God has given every human on earth enough information so that they can recognize and worship Him as God. “Because that which may be known of God is manifest in them; for God hath shewed it unto them. For the invisible things of him from the creation of the world are clearly seen, being understood by the things that are made, even his eternal power and Godhead; so that they are without excuse” (Romans 1:19-20, emphasis mine).
Indeed, Paul says that those who do not know the law of God follow that law instinctively. “For when the Gentiles, which have not the law, do by nature the things contained in the law, these, having not the law, are a law unto themselves: Which shew the work of the law written in their hearts, their conscience also bearing witness, and their thoughts the mean while accusing or else excusing one another” (Romans 2:14-15, emphasis mine).
Everyone will have to answer for what they know. However, God’s standard requires perfection, and no one – whether knowing the written law of God, or whether knowing the law of God instinctively – can keep the law perfectly.

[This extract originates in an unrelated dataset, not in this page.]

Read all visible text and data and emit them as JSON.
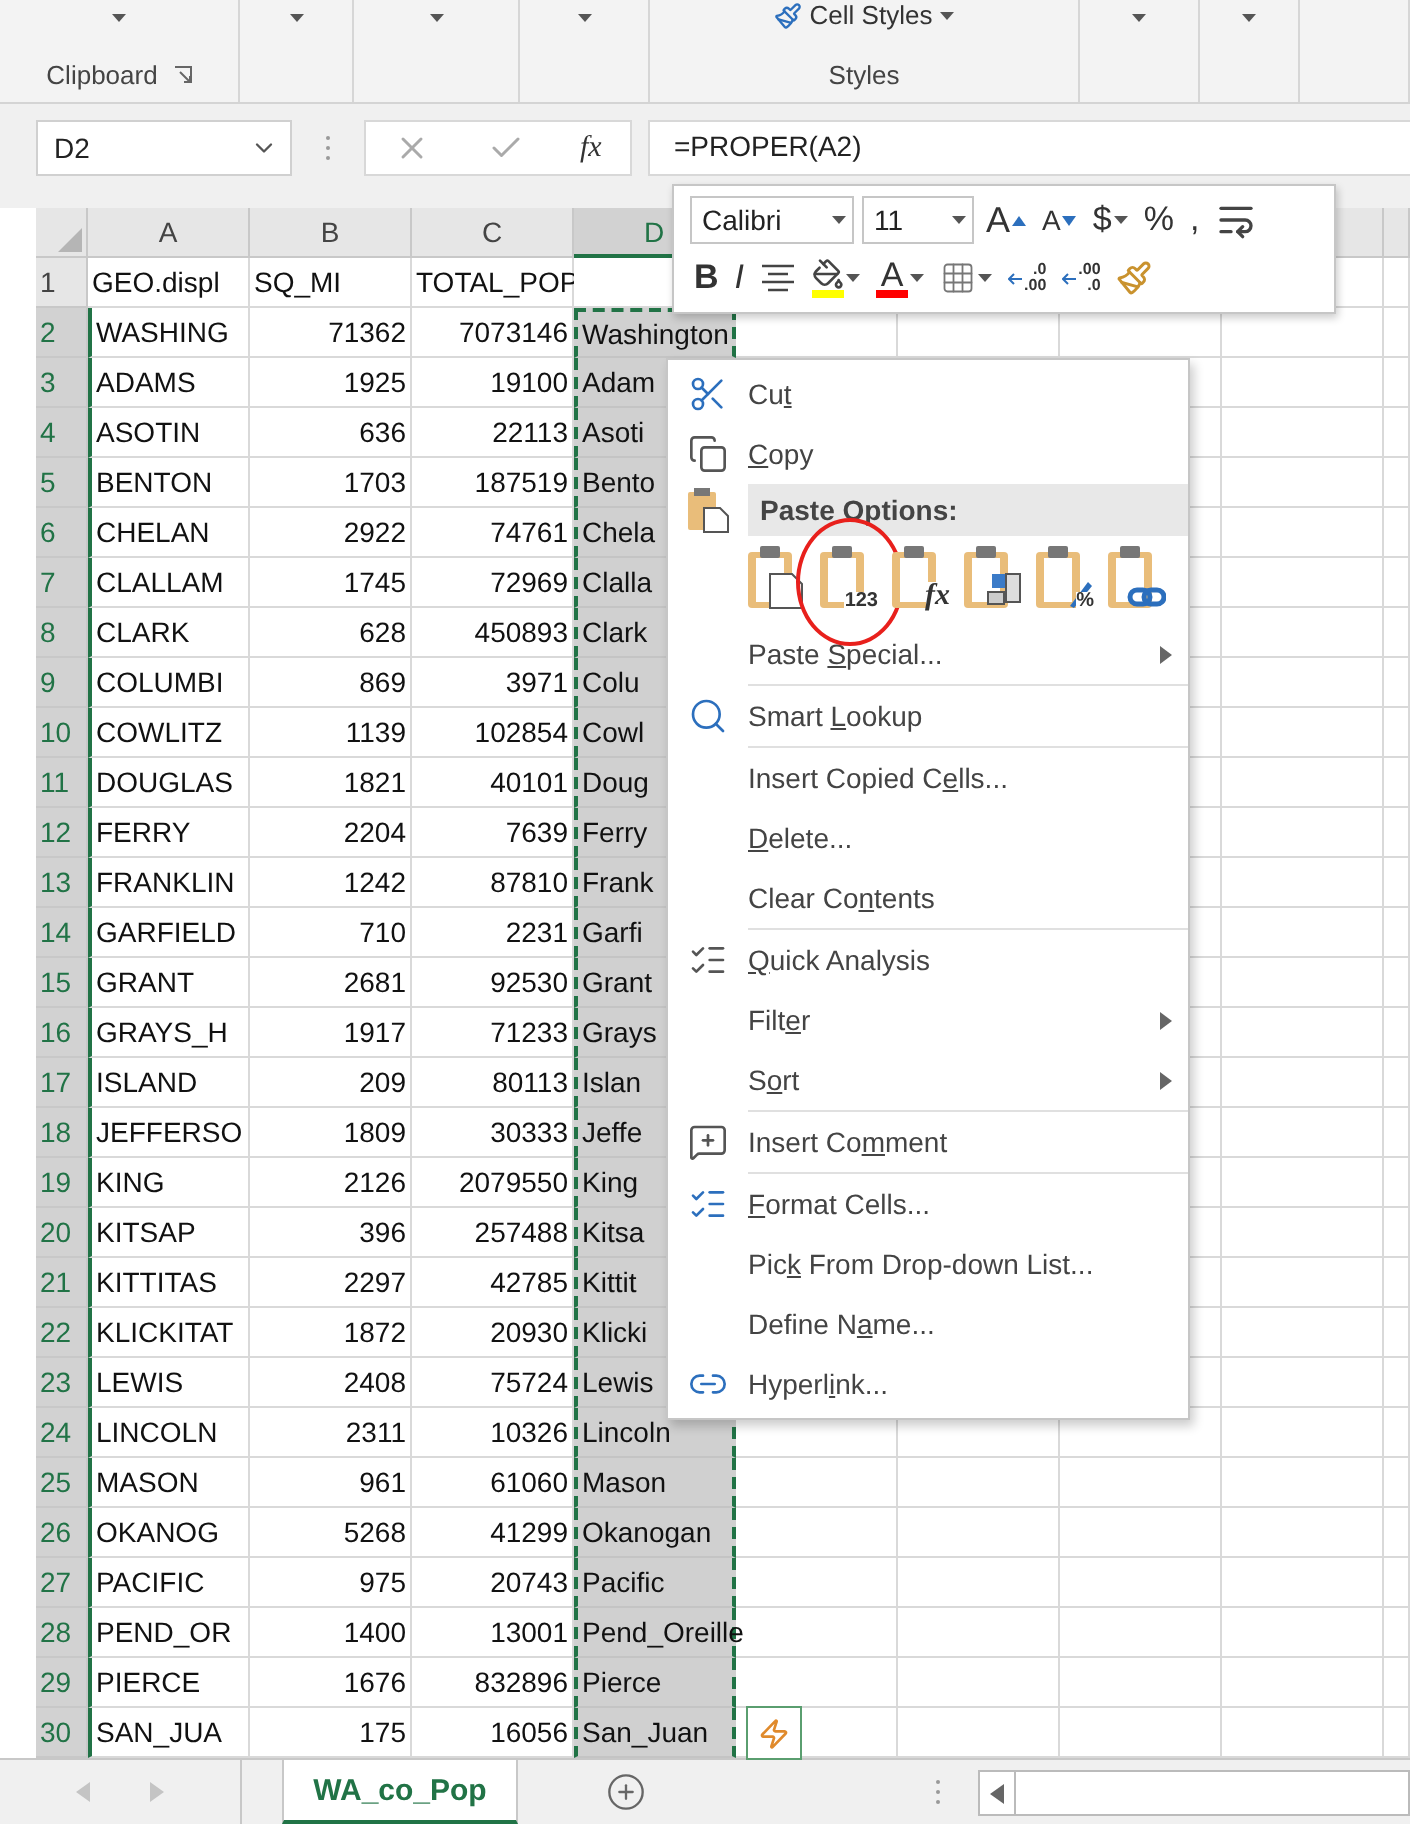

And James says, “For whosoever shall keep the whole law, and yet offend in one point, he is guilty of all” (James 2:10, emphasis mine). In the end, everyone will have to answer for what they know. “And I saw the dead, small and great, stand before God; and the books were opened: and another book was opened, which is the book of life: and the dead were judged out of those things which were written in the books, according to their works … and they were judged every man according to their works. And death and hell were cast into the lake of fire. This is the second death. And whosoever was not found written in the book of life was cast into the lake of fire” (Revelation 20:12-15, emphasis mine).
Reader, Jesus is coming very soon. Are you prepared to meet Him? Now especially, having read this, you will answer for what you know. There is only one way to avoid that judgment. Ask Jesus to be your Savior. Please read my page on “Securing Eternal Life.”
 John F. Walvoord and Roy B. Zuck, The Bible Knowledge Commentary, (Victor Books, SP Publications Inc., 1985), p. 1344.
 Belshazzar was not related to Nebuchadnezzar. The term “father” is used as a metaphor meaning predecessor or founder.